The Java programming language is becoming popular daily due to its speed, efficiency, security, and readability. Java developers are also in demand as more businesses are using digital technology. So, is Java safe as compared to other programming languages? Java has robust security capabilities, and this is the main reason that many companies are using it.
Java has many features like private transmission, automatic memory management, and corruption prevention. You don’t need to be worried about whether is Java secure or not?
We have discussed all facts that is Java safe still in 2022. This article aims to understand is Java safe and why you should use it.
Why is Java Safe?
Java is a highly safe language due to its many different features. Following are described:
- Before executing the program, bytecode verification takes place. It removes the risks of running malicious code.
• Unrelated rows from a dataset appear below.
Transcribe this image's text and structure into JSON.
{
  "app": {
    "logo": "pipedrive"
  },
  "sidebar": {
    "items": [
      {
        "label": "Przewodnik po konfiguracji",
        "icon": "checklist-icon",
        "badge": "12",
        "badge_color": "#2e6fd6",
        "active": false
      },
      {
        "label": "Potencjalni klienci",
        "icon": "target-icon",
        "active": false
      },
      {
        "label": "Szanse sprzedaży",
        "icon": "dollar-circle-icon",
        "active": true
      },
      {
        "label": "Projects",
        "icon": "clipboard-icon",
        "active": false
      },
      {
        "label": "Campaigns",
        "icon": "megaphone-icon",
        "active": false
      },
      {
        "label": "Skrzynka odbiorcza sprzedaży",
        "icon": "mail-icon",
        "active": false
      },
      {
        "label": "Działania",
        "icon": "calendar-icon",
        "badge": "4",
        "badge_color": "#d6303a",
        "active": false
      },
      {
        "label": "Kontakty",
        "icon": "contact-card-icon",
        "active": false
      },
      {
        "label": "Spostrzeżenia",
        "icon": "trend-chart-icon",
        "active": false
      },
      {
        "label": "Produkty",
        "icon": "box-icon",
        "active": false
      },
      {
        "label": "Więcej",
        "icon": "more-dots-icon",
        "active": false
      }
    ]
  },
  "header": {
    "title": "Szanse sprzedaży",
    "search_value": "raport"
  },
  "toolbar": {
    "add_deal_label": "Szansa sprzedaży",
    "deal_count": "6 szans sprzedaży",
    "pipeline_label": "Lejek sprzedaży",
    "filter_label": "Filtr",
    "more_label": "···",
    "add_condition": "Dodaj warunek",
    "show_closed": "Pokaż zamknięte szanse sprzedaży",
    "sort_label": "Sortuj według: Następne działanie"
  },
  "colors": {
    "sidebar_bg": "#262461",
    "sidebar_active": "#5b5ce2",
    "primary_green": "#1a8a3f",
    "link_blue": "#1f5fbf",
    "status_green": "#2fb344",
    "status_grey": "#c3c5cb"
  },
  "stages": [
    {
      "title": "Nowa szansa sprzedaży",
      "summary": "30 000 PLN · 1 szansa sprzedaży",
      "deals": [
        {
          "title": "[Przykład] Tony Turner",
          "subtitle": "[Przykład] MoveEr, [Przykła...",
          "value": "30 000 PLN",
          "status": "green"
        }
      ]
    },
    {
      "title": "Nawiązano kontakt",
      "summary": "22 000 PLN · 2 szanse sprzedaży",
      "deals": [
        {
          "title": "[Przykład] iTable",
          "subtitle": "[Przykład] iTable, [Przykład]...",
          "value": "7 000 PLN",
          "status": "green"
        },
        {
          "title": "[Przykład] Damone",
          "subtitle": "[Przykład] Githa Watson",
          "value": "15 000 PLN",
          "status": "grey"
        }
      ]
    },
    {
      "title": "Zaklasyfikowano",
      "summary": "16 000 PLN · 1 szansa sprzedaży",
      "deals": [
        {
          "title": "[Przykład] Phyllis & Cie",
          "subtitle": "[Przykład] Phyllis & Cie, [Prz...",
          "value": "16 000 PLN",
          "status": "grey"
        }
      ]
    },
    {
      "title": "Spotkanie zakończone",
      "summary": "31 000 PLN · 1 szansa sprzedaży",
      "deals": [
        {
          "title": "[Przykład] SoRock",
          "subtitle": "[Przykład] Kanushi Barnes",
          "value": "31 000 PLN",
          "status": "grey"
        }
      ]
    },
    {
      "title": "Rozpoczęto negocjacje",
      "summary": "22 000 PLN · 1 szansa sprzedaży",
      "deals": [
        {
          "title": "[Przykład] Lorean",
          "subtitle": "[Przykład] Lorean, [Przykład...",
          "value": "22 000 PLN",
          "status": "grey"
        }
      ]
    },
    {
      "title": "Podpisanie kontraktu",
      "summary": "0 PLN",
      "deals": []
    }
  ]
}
- Whenever you load new code, run-time security checks happen. A security manager and class loader make it easy for Java run-time to avoid any unpredictable code.
- Java provides library-level security.
Java’s Security As Compared To Other Programming Languages
Java is a more secure language as compared to other programming languages. Following are the reasons why is Java safe:
The function of Java Compiler is to catch more errors, and it doesn’t assign memory directly. In the Java programming language, it is improbable to reference the memory used by other applications and programs.
Own memory management
Java platforms have their memory management. Therefore, it is no need to clear the memory in the program. Programmers are safe from the headache of removing memory.
Java access modifiers give additional security mechanisms by preventing unintentional overriding.
Java verifies the bytecode before executing the program. It reduces the risks of running malicious code.
The string is immutable in Java. It removes the chances of one thread changing the strings owned by other threads.
Doesn’t Support Pointers
Java doesn’t support pointers because pointers provide direct access to memory location.
Java’s private and specific keywords keep data safe and secure. With public keywords, there are many chances to override keywords. Private keywords help a programmer hide important data when running a program without worrying about other external details.
Java compiler checks every variable in the program. Traditional classes such as “Integer” can be penetrated easily. Data input in every variable is enclosed into a safe class in Java. Each variable wrap provides an additional security layer for Java from hostile programs.
Java has a secure garbage collection that frees memory. Developers can quickly recover unused memory with the help of the Java mechanism. The system has a transparent allocation protocol that makes sure the completeness of each program execution procedure. Increased and transparent memory management makes the usage of malware resources very difficult.
Robust Memory Management
Java manages the internal memory and data management systems. Java owns memory. Developers don’t need to be worried about memory problems. It means the Java management mechanism automatically frees memory if it is required. This automated system minimizes the overall programming costs. It also allows you to work well on app development.
Pointer values efficiently manage application memory and protect data in programming languages like C and C++. Unfortunately, hackers use pointer values to access sensitive data too. Pointers cannot verify users who request data. In this way, pointers provide hackers with memory access without verifying their permission first. On the other hand, Java uses its memory systems & internal data management to prevent unregistered access to information. It is much more challenging to penetrate Java systems.
How to Secure Yourself From Attacks?
Though Java is a safe language, it requires more improvement. Let’s have a look at how can we stay secure and updated.
Make sure that you are aware of the latest security attacks. When you stay updated, it helps you to remain safe.
Secure coding principles
If you are a developer, you know how to write flawless code. Don’t keep secrets in the code because the secrets kept in the code will never be secret. It would be best to try to make less use of your crypto algorithms. String stays in memory for a long time, so use a character sequence for passwords rather than a string.
Common Security Attacks
Some common security attacks are following:
SQL injection is the placement of malicious code in SQL queries through web page input. It can destroy the database or sometimes exposes sensitive information. These attacks can be removed by verifying every input field and avoiding dynamic queries.
Exploiting LDAP protocol is another standard security attack faced. This attack can be removed by inputting validation and by avoiding special characters.
Cross-Site Scripting (XSS)
Cross-Site Scripting is also a very common security attack found in web applications. This type of attack is usually used to bypass the access controls by injecting the client-side scripts to the web page viewed by the users. Validation and data sanitization are keys to protecting the application against cross-site scripting (XSS) attacks.
Is Java safe, or is Java dead? Yes, it is safe, secure, and still relevant compared to other programming languages in 2022. Use the updated version of Java. If you use older versions of Java, it creates security vulnerabilities. So, stay updated with the latest versions. Java’s security features are more robust as compared to others. Java’s applications are at higher risk due to their ubiquitous nature. By following security code principles and writing simple and clean code, many risks can be removed. Many Java security features are explained above in the article. Java compiler converts Java code into byte code. After that, the Java Virtual machine uses this bytecode. JVM(an interpreter) is installed with the latest security updates on each developer’s computer. The JVM quickly looks after the security when these byte codes are executed.